Next, we turn to 128 KB sequential performance because it really reflects the speeds you’d see from transferring larger music files, movies, and pictures to an external storage device. We’ve done plenty of trace-based analysis in the lab using Intel’s IPEAK software, and it seems that small sequential transfer sizes are less common.
With a single Kingston HyperX Max 3.0, we see sequential read and write speeds around 170 MB/s. As such, there really isn't any performance degradation when we scale up to multiple devices.

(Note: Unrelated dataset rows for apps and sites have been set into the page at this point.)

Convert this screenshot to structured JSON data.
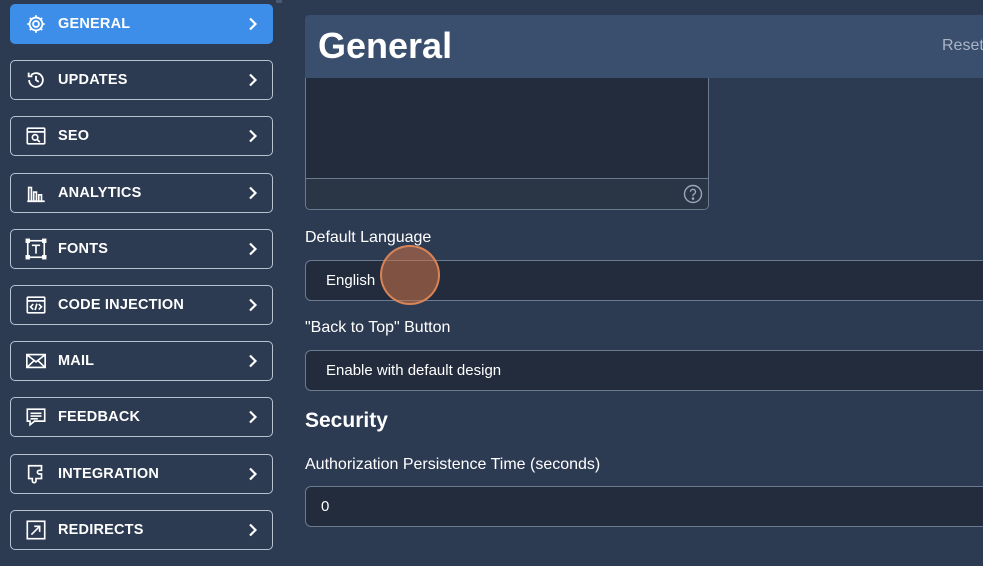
{
  "sidebar": {
    "items": [
      {
        "label": "GENERAL",
        "icon": "gear-icon",
        "active": true
      },
      {
        "label": "UPDATES",
        "icon": "history-icon",
        "active": false
      },
      {
        "label": "SEO",
        "icon": "seo-window-icon",
        "active": false
      },
      {
        "label": "ANALYTICS",
        "icon": "bar-chart-icon",
        "active": false
      },
      {
        "label": "FONTS",
        "icon": "text-frame-icon",
        "active": false
      },
      {
        "label": "CODE INJECTION",
        "icon": "code-window-icon",
        "active": false
      },
      {
        "label": "MAIL",
        "icon": "envelope-icon",
        "active": false
      },
      {
        "label": "FEEDBACK",
        "icon": "chat-bubble-icon",
        "active": false
      },
      {
        "label": "INTEGRATION",
        "icon": "puzzle-icon",
        "active": false
      },
      {
        "label": "REDIRECTS",
        "icon": "redirect-arrow-icon",
        "active": false
      }
    ],
    "active_color": "#3d8ee8"
  },
  "header": {
    "title": "General",
    "reset_label": "Reset"
  },
  "form": {
    "default_language": {
      "label": "Default Language",
      "value": "English"
    },
    "back_to_top": {
      "label": "\"Back to Top\" Button",
      "value": "Enable with default design"
    },
    "security": {
      "heading": "Security",
      "auth_time": {
        "label": "Authorization Persistence Time (seconds)",
        "value": "0"
      }
    }
  },
  "colors": {
    "background": "#2c3a52",
    "header": "#3a4e6e",
    "field": "#222c3c",
    "cursor": "#cd7346"
  }
}
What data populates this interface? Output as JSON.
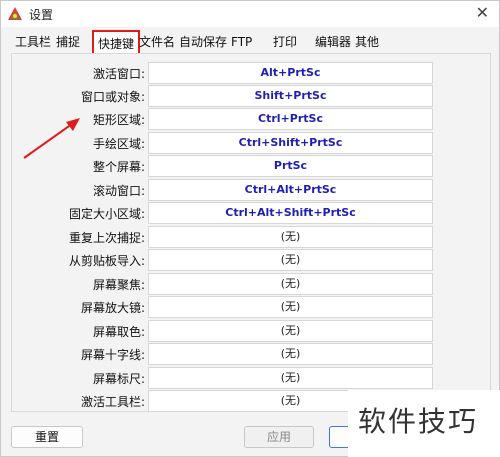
{
  "window": {
    "title": "设置",
    "close_glyph": "✕"
  },
  "tabs": [
    {
      "label": "工具栏"
    },
    {
      "label": "捕捉"
    },
    {
      "label": "快捷键"
    },
    {
      "label": "文件名"
    },
    {
      "label": "自动保存"
    },
    {
      "label": "FTP"
    },
    {
      "label": "打印"
    },
    {
      "label": "编辑器"
    },
    {
      "label": "其他"
    }
  ],
  "shortcuts": [
    {
      "label": "激活窗口:",
      "value": "Alt+PrtSc"
    },
    {
      "label": "窗口或对象:",
      "value": "Shift+PrtSc"
    },
    {
      "label": "矩形区域:",
      "value": "Ctrl+PrtSc"
    },
    {
      "label": "手绘区域:",
      "value": "Ctrl+Shift+PrtSc"
    },
    {
      "label": "整个屏幕:",
      "value": "PrtSc"
    },
    {
      "label": "滚动窗口:",
      "value": "Ctrl+Alt+PrtSc"
    },
    {
      "label": "固定大小区域:",
      "value": "Ctrl+Alt+Shift+PrtSc"
    },
    {
      "label": "重复上次捕捉:",
      "value": "(无)"
    },
    {
      "label": "从剪贴板导入:",
      "value": "(无)"
    },
    {
      "label": "屏幕聚焦:",
      "value": "(无)"
    },
    {
      "label": "屏幕放大镜:",
      "value": "(无)"
    },
    {
      "label": "屏幕取色:",
      "value": "(无)"
    },
    {
      "label": "屏幕十字线:",
      "value": "(无)"
    },
    {
      "label": "屏幕标尺:",
      "value": "(无)"
    },
    {
      "label": "激活工具栏:",
      "value": "(无)"
    }
  ],
  "buttons": {
    "reset": "重置",
    "apply": "应用",
    "ok": ""
  },
  "watermark": "软件技巧",
  "colors": {
    "accent_red": "#e01b1b",
    "shortcut_text": "#1f1fb5"
  }
}
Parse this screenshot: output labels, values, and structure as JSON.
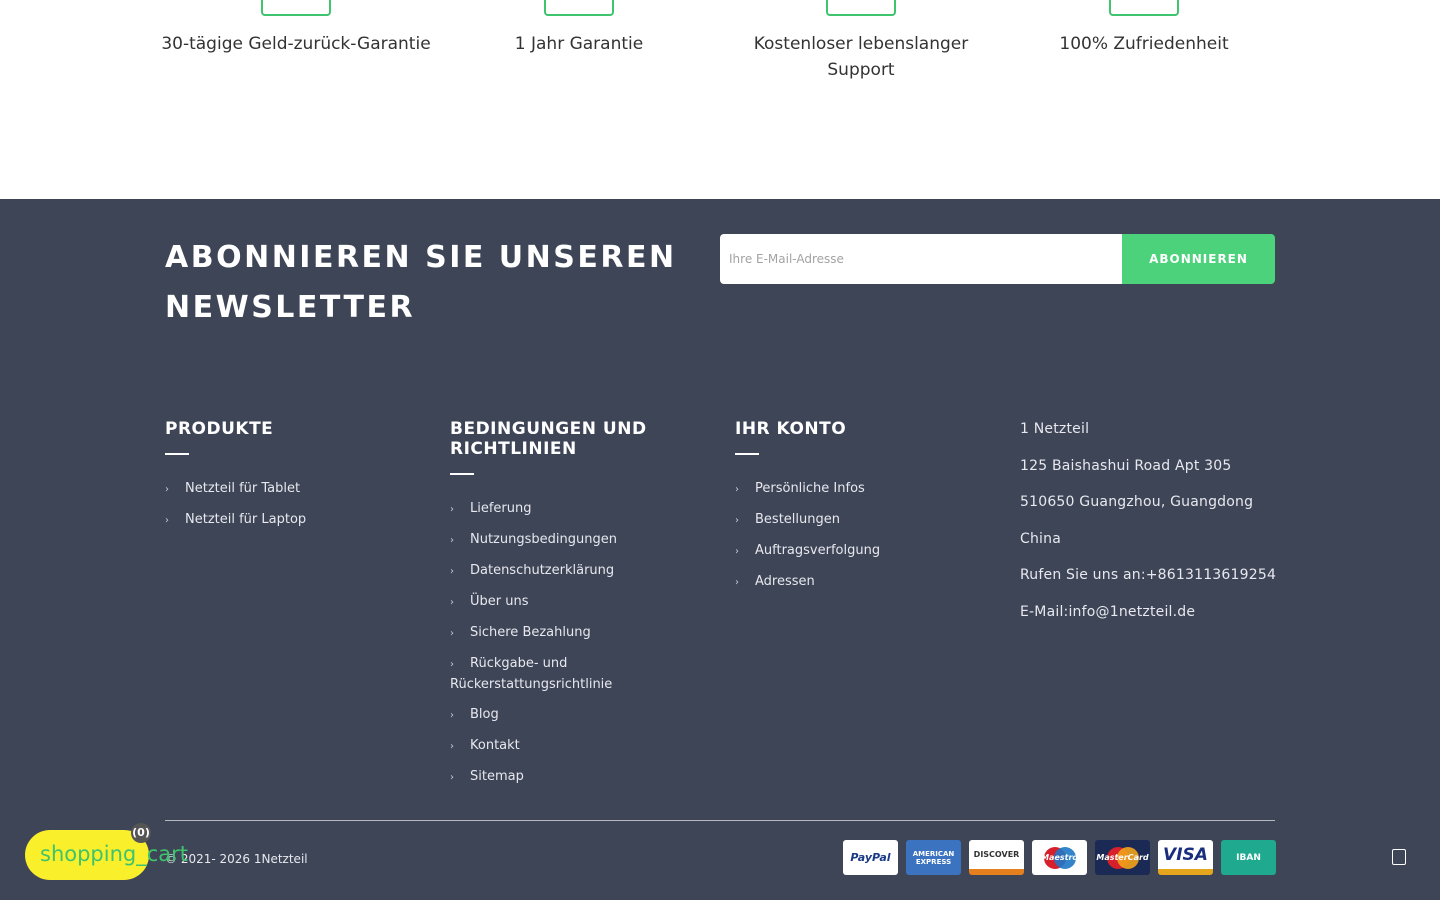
{
  "features": [
    {
      "label": "30-tägige Geld-zurück-Garantie"
    },
    {
      "label": "1 Jahr Garantie"
    },
    {
      "label": "Kostenloser lebenslanger Support"
    },
    {
      "label": "100% Zufriedenheit"
    }
  ],
  "newsletter": {
    "title": "ABONNIEREN SIE UNSEREN NEWSLETTER",
    "placeholder": "Ihre E-Mail-Adresse",
    "button": "ABONNIEREN"
  },
  "columns": {
    "products": {
      "title": "PRODUKTE",
      "items": [
        "Netzteil für Tablet",
        "Netzteil für Laptop"
      ]
    },
    "terms": {
      "title": "BEDINGUNGEN UND RICHTLINIEN",
      "items": [
        "Lieferung",
        "Nutzungsbedingungen",
        "Datenschutzerklärung",
        "Über uns",
        "Sichere Bezahlung",
        "Rückgabe- und Rückerstattungsrichtlinie",
        "Blog",
        "Kontakt",
        "Sitemap"
      ]
    },
    "account": {
      "title": "IHR KONTO",
      "items": [
        "Persönliche Infos",
        "Bestellungen",
        "Auftragsverfolgung",
        "Adressen"
      ]
    }
  },
  "contact": {
    "company": "1 Netzteil",
    "street": "125 Baishashui Road Apt 305",
    "city": "510650 Guangzhou, Guangdong",
    "country": "China",
    "phone": "Rufen Sie uns an:+8613113619254",
    "email": "E-Mail:info@1netzteil.de"
  },
  "copyright": "© 2021- 2026 1Netzteil",
  "payments": {
    "paypal": "PayPal",
    "amex": "AMERICAN EXPRESS",
    "discover": "DISCOVER",
    "maestro": "Maestro",
    "mastercard": "MasterCard",
    "visa": "VISA",
    "iban": "IBAN"
  },
  "cart": {
    "label": "shopping_cart",
    "count": "(0)"
  },
  "colors": {
    "footer_bg": "#3d4557",
    "accent_green": "#4cd27b",
    "cart_yellow": "#f9ef2a"
  }
}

Bandwidth is only a constricting factor on older USB 2.0 ports because we’re able to achieve 90% of the total available bandwidth with a single HyperX Max 3.0 (though it's worth noting the drive can go much, much faster than that). Scaling up to two devices fully saturates the previous-generation bus at roughly 43 MB/s. That's not bad, actually, when you take into account that USB 2.0 is capable of 480 Mb/s, divided by eight to turn bits into bytes, and then multiplied by a factor of .8 to account for the overhead of 8b/10b encoding. We're getting pretty darn close to USB 2.0's theoretical peak.
The A75's integrated USB 3.0 controller (based on Renesas' design) offers the best performance, as we see throughput 10 MB/s higher than other competing solutions.
- Should You Care About Your Motherboard's USB 3.0 Controller?
- The Controller Lineup
- Is There A Difference Between USB 3.0 Configurations?
- Test Setup And Benchmarks
- Benchmark Results: Random Read And Writes
- Benchmark Results: 128 KB Sequential Performance
- What Does This Mean In The Real-World?
- Getting Good Speed From USB 3.0